== Exercise prompt ==
The answer should reproduce every entry exactly and contain no images.

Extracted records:
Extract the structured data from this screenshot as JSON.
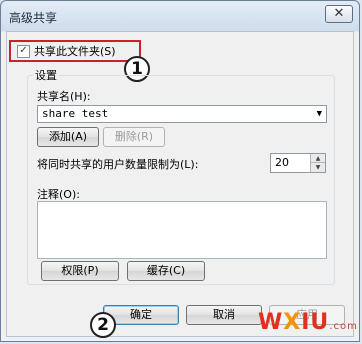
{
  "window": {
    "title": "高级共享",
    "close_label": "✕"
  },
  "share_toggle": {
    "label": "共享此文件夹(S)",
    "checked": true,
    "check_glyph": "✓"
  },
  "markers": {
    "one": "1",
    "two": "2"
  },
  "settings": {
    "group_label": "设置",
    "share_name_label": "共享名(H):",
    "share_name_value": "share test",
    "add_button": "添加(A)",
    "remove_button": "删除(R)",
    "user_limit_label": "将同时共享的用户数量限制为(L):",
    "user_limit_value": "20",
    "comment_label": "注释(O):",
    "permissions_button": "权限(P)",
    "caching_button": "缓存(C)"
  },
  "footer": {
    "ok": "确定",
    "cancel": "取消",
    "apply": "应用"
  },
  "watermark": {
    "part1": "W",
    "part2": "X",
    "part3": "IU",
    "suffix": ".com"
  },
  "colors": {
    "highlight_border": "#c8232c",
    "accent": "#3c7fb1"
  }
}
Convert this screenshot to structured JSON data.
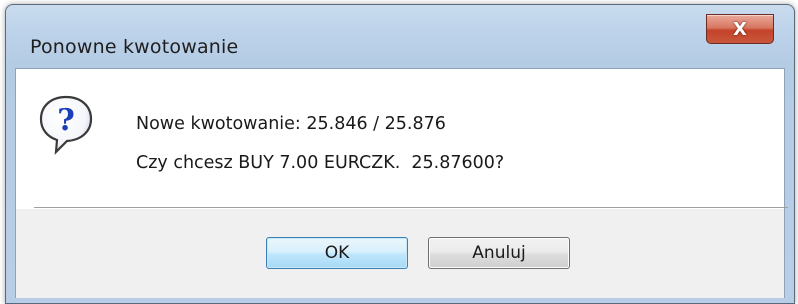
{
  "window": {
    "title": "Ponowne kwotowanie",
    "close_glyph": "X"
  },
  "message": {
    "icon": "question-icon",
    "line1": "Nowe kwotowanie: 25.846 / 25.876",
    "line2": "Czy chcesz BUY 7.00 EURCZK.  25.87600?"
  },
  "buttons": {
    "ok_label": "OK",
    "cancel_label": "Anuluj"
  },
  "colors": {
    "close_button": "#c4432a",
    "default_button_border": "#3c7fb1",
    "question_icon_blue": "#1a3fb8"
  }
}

== Response ==
Extract the structured data from this screenshot as JSON.
{
  "window": {
    "title": "高级共享",
    "close_label": "✕"
  },
  "share_toggle": {
    "label": "共享此文件夹(S)",
    "checked": true,
    "check_glyph": "✓"
  },
  "markers": {
    "one": "1",
    "two": "2"
  },
  "settings": {
    "group_label": "设置",
    "share_name_label": "共享名(H):",
    "share_name_value": "share test",
    "add_button": "添加(A)",
    "remove_button": "删除(R)",
    "user_limit_label": "将同时共享的用户数量限制为(L):",
    "user_limit_value": "20",
    "comment_label": "注释(O):",
    "permissions_button": "权限(P)",
    "caching_button": "缓存(C)"
  },
  "footer": {
    "ok": "确定",
    "cancel": "取消",
    "apply": "应用"
  },
  "watermark": {
    "part1": "W",
    "part2": "X",
    "part3": "IU",
    "suffix": ".com"
  },
  "colors": {
    "highlight_border": "#c8232c",
    "accent": "#3c7fb1"
  }
}
Convert this screenshot to structured JSON data.
{
  "window": {
    "title": "Ponowne kwotowanie",
    "close_glyph": "X"
  },
  "message": {
    "icon": "question-icon",
    "line1": "Nowe kwotowanie: 25.846 / 25.876",
    "line2": "Czy chcesz BUY 7.00 EURCZK.  25.87600?"
  },
  "buttons": {
    "ok_label": "OK",
    "cancel_label": "Anuluj"
  },
  "colors": {
    "close_button": "#c4432a",
    "default_button_border": "#3c7fb1",
    "question_icon_blue": "#1a3fb8"
  }
}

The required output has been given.